A new, widespread phishing campaign has been seen that circumvents security measures and compromises workplace email accounts by leveraging adversary-in-the-middle (AitM) tactics.

It employs an adversary-in-the-middle (AitM) attack method that can get through multi-factor authentication, according to a paper published on Tuesday by Zscaler researchers Sudeep Singh and Jagadeeswar Ramanukolanu. The campaign is specifically meant to get the attention of end users in businesses that utilize Microsoft’s email services.

Fintech, lending, insurance, energy, manufacturing, and federal credit union verticals with locations in the United States, United Kingdom, New Zealand, and Australia are prominent targets.

This is not the first time a phishing assault of this nature has been discovered. Microsoft said last month that since September 2021, around 10,000 companies have been targeted by AitM methods in an effort to access accounts protected by multi-factor authentication (MFA).

Beginning in June 2022, the ongoing effort involves sending targets an email with an attachment that has an invoice theme and contains an HTML file with a phishing URL integrated in it.

The email recipient is redirected to the phishing website that seems to be a Microsoft Office login page when they open the attachment in a web browser, but not before the compromised system is fingerprinted to see if the victim is truly the intended target.

In situations when MFA is enabled, a security measure that stops the attacker from logging into the account with just the stolen credentials, AitM phishing assaults go beyond the usual phishing tactics aimed to steal credentials from unknowing users.

To get around this, a phishing kit-created fake landing page acts as a proxy, intercepting and relaying all communication between the client (i.e., victim), and the email server.

The researchers explained that the kits “intercept the HTML material received from the Microsoft servers and, before passing it back to the victim, the kit variously manipulates the content as needed, to make sure the phishing operation works.”

To ensure that the back-and-forth with the fake website continues during the session, this also requires replacing all of the links to the Microsoft domains with comparable ones to the phishing domain.

Eight minutes after stealing the credentials, according to Zscaler, the attacker was seen manually going into the account, reading emails, and looking up user profiles.

Additionally, the compromised email accounts may occasionally be used to send additional phishing emails as part of the same campaign to commit business email compromise (BEC) schemes.

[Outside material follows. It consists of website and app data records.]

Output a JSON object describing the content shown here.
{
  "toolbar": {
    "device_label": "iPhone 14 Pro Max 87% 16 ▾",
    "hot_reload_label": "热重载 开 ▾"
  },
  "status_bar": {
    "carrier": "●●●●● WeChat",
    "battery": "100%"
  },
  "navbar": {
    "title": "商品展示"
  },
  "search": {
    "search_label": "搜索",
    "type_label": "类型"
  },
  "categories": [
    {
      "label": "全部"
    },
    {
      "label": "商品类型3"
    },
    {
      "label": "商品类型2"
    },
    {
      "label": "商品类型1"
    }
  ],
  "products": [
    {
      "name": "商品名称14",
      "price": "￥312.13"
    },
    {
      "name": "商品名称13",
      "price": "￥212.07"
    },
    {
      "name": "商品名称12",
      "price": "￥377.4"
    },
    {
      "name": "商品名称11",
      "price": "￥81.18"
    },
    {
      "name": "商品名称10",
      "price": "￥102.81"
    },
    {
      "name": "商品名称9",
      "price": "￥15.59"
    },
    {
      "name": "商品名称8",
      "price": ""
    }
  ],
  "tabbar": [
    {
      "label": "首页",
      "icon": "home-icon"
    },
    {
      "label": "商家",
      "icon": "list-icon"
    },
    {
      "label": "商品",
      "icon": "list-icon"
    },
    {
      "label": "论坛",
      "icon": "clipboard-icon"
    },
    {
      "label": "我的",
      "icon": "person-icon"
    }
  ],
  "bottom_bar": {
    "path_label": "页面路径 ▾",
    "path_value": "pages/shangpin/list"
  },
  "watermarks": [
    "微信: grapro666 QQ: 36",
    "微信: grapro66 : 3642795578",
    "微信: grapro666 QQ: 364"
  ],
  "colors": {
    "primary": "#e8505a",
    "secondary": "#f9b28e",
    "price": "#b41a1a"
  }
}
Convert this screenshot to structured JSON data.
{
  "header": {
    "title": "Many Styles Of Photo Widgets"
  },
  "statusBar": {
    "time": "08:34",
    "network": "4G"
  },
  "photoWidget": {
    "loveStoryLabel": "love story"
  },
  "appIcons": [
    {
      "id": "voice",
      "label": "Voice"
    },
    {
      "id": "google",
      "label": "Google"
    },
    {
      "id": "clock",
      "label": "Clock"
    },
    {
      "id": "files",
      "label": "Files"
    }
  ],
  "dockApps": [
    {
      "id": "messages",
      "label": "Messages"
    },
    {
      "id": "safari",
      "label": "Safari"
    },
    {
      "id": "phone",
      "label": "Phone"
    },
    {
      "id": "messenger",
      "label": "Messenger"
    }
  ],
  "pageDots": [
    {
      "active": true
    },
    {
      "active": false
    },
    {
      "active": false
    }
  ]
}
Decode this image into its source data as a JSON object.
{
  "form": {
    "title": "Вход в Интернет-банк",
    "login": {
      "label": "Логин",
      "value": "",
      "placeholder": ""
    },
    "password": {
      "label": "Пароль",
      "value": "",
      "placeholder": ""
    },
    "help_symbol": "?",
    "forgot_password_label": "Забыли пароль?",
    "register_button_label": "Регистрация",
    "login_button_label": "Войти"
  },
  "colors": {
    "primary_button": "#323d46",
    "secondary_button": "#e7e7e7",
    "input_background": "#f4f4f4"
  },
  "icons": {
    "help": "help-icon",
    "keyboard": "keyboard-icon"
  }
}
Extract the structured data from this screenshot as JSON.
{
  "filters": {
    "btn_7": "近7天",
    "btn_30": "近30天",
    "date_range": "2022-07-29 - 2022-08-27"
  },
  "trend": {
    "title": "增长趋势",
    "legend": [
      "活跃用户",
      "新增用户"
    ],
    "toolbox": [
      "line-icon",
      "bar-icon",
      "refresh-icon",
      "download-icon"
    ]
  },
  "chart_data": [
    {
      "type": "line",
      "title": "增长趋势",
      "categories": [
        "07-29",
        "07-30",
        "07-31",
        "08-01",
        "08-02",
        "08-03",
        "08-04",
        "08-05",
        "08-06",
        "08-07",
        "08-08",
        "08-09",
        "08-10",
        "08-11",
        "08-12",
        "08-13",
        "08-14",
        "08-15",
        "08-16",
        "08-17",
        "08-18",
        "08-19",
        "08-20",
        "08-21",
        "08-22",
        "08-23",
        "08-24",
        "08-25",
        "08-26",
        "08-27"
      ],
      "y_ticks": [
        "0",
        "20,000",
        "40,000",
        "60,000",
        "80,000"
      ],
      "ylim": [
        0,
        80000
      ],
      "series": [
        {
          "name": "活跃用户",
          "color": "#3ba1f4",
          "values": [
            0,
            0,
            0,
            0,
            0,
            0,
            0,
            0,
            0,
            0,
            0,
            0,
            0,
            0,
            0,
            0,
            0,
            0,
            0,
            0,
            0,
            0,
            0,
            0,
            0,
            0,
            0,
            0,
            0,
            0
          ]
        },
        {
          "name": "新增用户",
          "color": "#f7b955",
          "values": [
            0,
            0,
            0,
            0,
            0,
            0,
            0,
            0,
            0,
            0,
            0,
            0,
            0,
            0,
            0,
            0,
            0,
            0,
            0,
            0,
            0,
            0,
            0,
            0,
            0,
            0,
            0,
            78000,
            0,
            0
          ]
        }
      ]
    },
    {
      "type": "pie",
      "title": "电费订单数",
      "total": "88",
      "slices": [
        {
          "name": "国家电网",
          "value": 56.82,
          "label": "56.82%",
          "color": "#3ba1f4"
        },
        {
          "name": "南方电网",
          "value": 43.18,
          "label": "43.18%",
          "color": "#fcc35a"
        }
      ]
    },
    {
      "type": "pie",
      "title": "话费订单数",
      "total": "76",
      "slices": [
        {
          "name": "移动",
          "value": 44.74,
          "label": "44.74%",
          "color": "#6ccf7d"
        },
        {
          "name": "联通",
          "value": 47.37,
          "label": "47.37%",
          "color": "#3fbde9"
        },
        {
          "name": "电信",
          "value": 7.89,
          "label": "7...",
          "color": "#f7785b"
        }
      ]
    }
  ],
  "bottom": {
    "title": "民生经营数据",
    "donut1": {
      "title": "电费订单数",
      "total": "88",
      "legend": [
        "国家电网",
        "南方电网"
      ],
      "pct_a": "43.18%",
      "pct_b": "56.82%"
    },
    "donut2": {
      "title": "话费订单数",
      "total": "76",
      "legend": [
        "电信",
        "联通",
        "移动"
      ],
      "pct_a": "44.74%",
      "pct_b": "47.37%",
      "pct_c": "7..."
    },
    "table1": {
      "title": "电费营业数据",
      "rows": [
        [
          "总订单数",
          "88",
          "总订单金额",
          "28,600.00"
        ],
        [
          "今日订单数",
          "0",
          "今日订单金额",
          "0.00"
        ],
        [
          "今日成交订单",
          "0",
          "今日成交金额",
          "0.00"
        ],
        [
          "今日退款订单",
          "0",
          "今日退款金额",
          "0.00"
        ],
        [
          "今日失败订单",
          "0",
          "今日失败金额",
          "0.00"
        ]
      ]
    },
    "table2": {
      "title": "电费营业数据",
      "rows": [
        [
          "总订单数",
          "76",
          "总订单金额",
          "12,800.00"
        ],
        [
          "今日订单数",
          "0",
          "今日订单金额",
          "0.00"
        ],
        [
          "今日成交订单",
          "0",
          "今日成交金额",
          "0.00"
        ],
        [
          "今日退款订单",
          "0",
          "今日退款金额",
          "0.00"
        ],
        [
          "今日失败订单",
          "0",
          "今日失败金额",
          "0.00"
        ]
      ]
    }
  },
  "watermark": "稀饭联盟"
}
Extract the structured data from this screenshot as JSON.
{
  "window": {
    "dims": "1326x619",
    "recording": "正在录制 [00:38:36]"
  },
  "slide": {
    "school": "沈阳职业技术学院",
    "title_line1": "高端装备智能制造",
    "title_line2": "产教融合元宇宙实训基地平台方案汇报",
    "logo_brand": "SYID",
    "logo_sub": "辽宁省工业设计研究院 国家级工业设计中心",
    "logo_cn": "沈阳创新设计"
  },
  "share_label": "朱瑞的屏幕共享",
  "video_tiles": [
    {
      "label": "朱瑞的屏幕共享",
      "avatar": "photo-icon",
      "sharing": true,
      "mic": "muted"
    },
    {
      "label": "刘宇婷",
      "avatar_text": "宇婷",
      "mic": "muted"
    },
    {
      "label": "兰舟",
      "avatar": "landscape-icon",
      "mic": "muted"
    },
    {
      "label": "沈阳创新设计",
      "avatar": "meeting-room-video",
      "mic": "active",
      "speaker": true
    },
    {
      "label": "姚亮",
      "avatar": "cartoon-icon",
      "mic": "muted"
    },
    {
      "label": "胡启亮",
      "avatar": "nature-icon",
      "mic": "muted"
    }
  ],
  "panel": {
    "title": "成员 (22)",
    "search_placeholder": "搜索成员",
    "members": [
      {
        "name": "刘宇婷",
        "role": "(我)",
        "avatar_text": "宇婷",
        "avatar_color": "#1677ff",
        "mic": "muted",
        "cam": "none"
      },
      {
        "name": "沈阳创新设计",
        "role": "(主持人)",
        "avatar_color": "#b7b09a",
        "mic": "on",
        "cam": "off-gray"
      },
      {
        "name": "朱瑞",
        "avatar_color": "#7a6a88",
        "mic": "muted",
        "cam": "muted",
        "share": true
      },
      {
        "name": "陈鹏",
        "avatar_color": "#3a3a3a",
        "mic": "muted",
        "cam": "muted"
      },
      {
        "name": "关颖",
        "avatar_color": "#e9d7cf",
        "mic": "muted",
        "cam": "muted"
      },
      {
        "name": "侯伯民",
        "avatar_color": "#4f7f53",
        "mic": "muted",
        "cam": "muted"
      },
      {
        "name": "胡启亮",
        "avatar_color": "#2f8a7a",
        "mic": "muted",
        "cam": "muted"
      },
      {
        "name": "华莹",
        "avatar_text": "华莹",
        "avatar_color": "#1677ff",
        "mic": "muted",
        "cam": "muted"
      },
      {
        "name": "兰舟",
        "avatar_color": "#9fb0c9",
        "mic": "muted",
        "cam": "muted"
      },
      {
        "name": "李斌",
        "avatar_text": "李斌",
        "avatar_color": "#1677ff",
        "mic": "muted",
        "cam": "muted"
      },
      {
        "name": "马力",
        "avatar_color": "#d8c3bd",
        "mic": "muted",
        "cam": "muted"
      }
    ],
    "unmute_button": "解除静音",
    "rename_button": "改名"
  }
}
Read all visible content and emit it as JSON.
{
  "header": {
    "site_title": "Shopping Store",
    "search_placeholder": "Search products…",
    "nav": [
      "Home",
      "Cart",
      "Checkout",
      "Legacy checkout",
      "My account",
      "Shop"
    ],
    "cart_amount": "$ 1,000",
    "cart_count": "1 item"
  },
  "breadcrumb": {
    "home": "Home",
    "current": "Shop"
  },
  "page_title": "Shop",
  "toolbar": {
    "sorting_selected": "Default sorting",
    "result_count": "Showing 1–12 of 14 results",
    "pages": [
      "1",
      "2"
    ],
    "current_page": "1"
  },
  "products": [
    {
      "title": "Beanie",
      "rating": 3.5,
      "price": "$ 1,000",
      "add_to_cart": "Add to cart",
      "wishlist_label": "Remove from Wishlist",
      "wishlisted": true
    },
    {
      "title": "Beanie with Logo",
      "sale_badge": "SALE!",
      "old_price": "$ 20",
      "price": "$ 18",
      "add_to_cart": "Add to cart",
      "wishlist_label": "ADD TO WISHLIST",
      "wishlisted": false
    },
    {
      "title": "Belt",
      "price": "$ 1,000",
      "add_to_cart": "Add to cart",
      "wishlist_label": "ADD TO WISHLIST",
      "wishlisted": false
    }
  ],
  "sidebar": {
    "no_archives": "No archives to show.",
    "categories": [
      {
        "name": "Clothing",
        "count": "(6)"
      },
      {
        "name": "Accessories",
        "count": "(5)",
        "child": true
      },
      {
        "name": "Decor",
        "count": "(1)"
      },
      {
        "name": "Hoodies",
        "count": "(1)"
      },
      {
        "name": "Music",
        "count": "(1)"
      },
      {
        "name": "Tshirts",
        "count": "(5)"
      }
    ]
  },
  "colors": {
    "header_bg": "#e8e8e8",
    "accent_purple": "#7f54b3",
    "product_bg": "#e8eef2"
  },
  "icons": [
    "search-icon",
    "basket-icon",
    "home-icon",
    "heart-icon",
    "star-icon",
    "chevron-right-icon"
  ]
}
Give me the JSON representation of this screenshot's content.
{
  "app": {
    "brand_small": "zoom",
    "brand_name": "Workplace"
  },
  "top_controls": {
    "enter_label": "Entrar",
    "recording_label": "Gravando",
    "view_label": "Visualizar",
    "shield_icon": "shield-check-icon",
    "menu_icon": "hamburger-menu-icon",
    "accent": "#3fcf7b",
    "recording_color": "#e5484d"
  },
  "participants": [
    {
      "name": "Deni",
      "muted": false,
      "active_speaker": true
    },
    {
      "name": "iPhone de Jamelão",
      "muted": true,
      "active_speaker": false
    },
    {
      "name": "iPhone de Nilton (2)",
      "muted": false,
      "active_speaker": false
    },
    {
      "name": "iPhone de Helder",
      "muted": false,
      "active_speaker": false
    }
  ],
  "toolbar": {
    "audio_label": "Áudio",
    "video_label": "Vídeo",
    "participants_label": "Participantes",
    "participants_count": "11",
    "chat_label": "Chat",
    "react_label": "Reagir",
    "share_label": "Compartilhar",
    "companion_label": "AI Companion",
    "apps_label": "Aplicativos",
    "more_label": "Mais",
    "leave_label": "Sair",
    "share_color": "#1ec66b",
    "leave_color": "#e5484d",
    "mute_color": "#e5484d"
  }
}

The researchers stated that although security measures like multi-factor authentication (MFA) give an additional layer of security, they shouldn’t be viewed as a foolproof defense against phishing attempts.

Threat actors can get beyond both conventional and cutting-edge security measures by using advanced phishing kits (AiTM) and cunning evasion strategies.